• _RECORDS PROVIDED_
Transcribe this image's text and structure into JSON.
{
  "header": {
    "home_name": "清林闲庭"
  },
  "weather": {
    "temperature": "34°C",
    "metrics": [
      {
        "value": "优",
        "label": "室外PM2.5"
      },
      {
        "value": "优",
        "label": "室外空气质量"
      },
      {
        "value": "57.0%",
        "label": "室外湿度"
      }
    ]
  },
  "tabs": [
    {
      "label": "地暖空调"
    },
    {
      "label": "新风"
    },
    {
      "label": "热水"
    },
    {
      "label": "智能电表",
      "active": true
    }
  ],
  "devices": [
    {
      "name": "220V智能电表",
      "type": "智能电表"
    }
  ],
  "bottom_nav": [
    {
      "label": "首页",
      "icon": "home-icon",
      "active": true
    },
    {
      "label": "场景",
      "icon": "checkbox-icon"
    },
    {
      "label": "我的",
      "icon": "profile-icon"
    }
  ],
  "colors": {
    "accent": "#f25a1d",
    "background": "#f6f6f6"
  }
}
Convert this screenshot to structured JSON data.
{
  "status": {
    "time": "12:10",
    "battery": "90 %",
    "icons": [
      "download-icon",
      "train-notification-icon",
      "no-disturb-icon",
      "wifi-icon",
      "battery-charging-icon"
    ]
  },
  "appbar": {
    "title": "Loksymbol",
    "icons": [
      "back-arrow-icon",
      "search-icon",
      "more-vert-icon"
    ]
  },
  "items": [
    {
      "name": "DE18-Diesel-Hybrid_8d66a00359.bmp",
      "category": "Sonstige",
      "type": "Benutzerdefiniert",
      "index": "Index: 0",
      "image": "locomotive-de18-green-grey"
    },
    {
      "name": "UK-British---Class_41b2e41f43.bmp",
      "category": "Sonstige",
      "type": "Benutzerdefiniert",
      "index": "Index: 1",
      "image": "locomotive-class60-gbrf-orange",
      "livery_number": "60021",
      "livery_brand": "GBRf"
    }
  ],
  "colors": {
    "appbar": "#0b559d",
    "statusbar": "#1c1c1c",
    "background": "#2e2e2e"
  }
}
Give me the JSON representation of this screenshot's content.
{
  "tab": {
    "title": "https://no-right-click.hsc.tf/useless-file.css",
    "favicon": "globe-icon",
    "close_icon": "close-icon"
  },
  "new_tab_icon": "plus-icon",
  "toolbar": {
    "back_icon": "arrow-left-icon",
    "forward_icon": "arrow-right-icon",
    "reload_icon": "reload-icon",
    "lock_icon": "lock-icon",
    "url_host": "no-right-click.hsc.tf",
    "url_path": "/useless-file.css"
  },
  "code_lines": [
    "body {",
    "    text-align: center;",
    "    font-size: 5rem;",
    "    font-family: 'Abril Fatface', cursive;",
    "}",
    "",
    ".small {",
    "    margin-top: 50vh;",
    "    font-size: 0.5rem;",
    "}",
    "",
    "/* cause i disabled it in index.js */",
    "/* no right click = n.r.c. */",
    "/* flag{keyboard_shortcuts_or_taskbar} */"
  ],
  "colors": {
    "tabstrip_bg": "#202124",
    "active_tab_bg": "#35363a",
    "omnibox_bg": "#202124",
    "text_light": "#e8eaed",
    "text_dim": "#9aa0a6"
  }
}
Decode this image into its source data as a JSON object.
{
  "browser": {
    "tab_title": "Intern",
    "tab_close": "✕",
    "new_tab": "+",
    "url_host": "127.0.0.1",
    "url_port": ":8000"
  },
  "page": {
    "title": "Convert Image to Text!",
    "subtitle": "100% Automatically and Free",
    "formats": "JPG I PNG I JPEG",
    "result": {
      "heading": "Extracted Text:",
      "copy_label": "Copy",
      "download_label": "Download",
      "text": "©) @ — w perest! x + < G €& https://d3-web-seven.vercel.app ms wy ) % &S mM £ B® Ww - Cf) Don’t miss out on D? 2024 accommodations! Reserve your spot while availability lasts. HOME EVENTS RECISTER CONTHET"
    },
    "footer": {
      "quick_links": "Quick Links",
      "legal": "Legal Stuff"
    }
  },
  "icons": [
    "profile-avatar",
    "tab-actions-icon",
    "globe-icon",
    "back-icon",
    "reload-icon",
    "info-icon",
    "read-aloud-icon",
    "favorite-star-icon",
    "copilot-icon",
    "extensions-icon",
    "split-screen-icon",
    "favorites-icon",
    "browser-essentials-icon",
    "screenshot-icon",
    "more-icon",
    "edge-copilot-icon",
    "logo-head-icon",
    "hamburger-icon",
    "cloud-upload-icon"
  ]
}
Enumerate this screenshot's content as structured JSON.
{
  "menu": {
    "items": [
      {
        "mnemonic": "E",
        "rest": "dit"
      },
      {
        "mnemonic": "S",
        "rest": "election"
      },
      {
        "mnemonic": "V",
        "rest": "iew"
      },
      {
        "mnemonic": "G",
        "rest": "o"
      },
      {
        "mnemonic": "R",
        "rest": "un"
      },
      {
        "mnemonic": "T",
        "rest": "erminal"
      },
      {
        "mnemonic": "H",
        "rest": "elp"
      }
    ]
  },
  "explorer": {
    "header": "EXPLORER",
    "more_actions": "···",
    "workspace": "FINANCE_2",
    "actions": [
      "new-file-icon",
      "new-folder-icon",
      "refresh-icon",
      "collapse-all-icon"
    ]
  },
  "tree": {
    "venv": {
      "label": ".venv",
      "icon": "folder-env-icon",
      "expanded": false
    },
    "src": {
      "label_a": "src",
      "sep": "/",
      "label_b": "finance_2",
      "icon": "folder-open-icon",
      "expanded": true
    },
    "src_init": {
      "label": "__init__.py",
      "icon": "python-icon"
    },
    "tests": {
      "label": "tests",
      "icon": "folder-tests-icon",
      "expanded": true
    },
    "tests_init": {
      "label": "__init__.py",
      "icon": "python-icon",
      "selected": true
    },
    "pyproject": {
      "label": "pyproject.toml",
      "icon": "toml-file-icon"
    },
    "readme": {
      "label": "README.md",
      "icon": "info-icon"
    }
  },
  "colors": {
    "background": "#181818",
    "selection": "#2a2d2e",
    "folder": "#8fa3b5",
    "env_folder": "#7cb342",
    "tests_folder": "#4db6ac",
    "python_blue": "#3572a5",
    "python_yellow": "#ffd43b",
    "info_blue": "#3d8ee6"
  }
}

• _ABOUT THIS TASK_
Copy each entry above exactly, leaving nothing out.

• _ANSWER FOR THE TASK_
Transcribe this image's text and structure into JSON.
{
  "header": {
    "home_name": "清林闲庭"
  },
  "weather": {
    "temperature": "34°C",
    "metrics": [
      {
        "value": "优",
        "label": "室外PM2.5"
      },
      {
        "value": "优",
        "label": "室外空气质量"
      },
      {
        "value": "57.0%",
        "label": "室外湿度"
      }
    ]
  },
  "tabs": [
    {
      "label": "地暖空调"
    },
    {
      "label": "新风"
    },
    {
      "label": "热水"
    },
    {
      "label": "智能电表",
      "active": true
    }
  ],
  "devices": [
    {
      "name": "220V智能电表",
      "type": "智能电表"
    }
  ],
  "bottom_nav": [
    {
      "label": "首页",
      "icon": "home-icon",
      "active": true
    },
    {
      "label": "场景",
      "icon": "checkbox-icon"
    },
    {
      "label": "我的",
      "icon": "profile-icon"
    }
  ],
  "colors": {
    "accent": "#f25a1d",
    "background": "#f6f6f6"
  }
}
Convert this screenshot to structured JSON data.
{
  "status": {
    "time": "12:10",
    "battery": "90 %",
    "icons": [
      "download-icon",
      "train-notification-icon",
      "no-disturb-icon",
      "wifi-icon",
      "battery-charging-icon"
    ]
  },
  "appbar": {
    "title": "Loksymbol",
    "icons": [
      "back-arrow-icon",
      "search-icon",
      "more-vert-icon"
    ]
  },
  "items": [
    {
      "name": "DE18-Diesel-Hybrid_8d66a00359.bmp",
      "category": "Sonstige",
      "type": "Benutzerdefiniert",
      "index": "Index: 0",
      "image": "locomotive-de18-green-grey"
    },
    {
      "name": "UK-British---Class_41b2e41f43.bmp",
      "category": "Sonstige",
      "type": "Benutzerdefiniert",
      "index": "Index: 1",
      "image": "locomotive-class60-gbrf-orange",
      "livery_number": "60021",
      "livery_brand": "GBRf"
    }
  ],
  "colors": {
    "appbar": "#0b559d",
    "statusbar": "#1c1c1c",
    "background": "#2e2e2e"
  }
}
Give me the JSON representation of this screenshot's content.
{
  "tab": {
    "title": "https://no-right-click.hsc.tf/useless-file.css",
    "favicon": "globe-icon",
    "close_icon": "close-icon"
  },
  "new_tab_icon": "plus-icon",
  "toolbar": {
    "back_icon": "arrow-left-icon",
    "forward_icon": "arrow-right-icon",
    "reload_icon": "reload-icon",
    "lock_icon": "lock-icon",
    "url_host": "no-right-click.hsc.tf",
    "url_path": "/useless-file.css"
  },
  "code_lines": [
    "body {",
    "    text-align: center;",
    "    font-size: 5rem;",
    "    font-family: 'Abril Fatface', cursive;",
    "}",
    "",
    ".small {",
    "    margin-top: 50vh;",
    "    font-size: 0.5rem;",
    "}",
    "",
    "/* cause i disabled it in index.js */",
    "/* no right click = n.r.c. */",
    "/* flag{keyboard_shortcuts_or_taskbar} */"
  ],
  "colors": {
    "tabstrip_bg": "#202124",
    "active_tab_bg": "#35363a",
    "omnibox_bg": "#202124",
    "text_light": "#e8eaed",
    "text_dim": "#9aa0a6"
  }
}
Decode this image into its source data as a JSON object.
{
  "browser": {
    "tab_title": "Intern",
    "tab_close": "✕",
    "new_tab": "+",
    "url_host": "127.0.0.1",
    "url_port": ":8000"
  },
  "page": {
    "title": "Convert Image to Text!",
    "subtitle": "100% Automatically and Free",
    "formats": "JPG I PNG I JPEG",
    "result": {
      "heading": "Extracted Text:",
      "copy_label": "Copy",
      "download_label": "Download",
      "text": "©) @ — w perest! x + < G €& https://d3-web-seven.vercel.app ms wy ) % &S mM £ B® Ww - Cf) Don’t miss out on D? 2024 accommodations! Reserve your spot while availability lasts. HOME EVENTS RECISTER CONTHET"
    },
    "footer": {
      "quick_links": "Quick Links",
      "legal": "Legal Stuff"
    }
  },
  "icons": [
    "profile-avatar",
    "tab-actions-icon",
    "globe-icon",
    "back-icon",
    "reload-icon",
    "info-icon",
    "read-aloud-icon",
    "favorite-star-icon",
    "copilot-icon",
    "extensions-icon",
    "split-screen-icon",
    "favorites-icon",
    "browser-essentials-icon",
    "screenshot-icon",
    "more-icon",
    "edge-copilot-icon",
    "logo-head-icon",
    "hamburger-icon",
    "cloud-upload-icon"
  ]
}
Enumerate this screenshot's content as structured JSON.
{
  "menu": {
    "items": [
      {
        "mnemonic": "E",
        "rest": "dit"
      },
      {
        "mnemonic": "S",
        "rest": "election"
      },
      {
        "mnemonic": "V",
        "rest": "iew"
      },
      {
        "mnemonic": "G",
        "rest": "o"
      },
      {
        "mnemonic": "R",
        "rest": "un"
      },
      {
        "mnemonic": "T",
        "rest": "erminal"
      },
      {
        "mnemonic": "H",
        "rest": "elp"
      }
    ]
  },
  "explorer": {
    "header": "EXPLORER",
    "more_actions": "···",
    "workspace": "FINANCE_2",
    "actions": [
      "new-file-icon",
      "new-folder-icon",
      "refresh-icon",
      "collapse-all-icon"
    ]
  },
  "tree": {
    "venv": {
      "label": ".venv",
      "icon": "folder-env-icon",
      "expanded": false
    },
    "src": {
      "label_a": "src",
      "sep": "/",
      "label_b": "finance_2",
      "icon": "folder-open-icon",
      "expanded": true
    },
    "src_init": {
      "label": "__init__.py",
      "icon": "python-icon"
    },
    "tests": {
      "label": "tests",
      "icon": "folder-tests-icon",
      "expanded": true
    },
    "tests_init": {
      "label": "__init__.py",
      "icon": "python-icon",
      "selected": true
    },
    "pyproject": {
      "label": "pyproject.toml",
      "icon": "toml-file-icon"
    },
    "readme": {
      "label": "README.md",
      "icon": "info-icon"
    }
  },
  "colors": {
    "background": "#181818",
    "selection": "#2a2d2e",
    "folder": "#8fa3b5",
    "env_folder": "#7cb342",
    "tests_folder": "#4db6ac",
    "python_blue": "#3572a5",
    "python_yellow": "#ffd43b",
    "info_blue": "#3d8ee6"
  }
}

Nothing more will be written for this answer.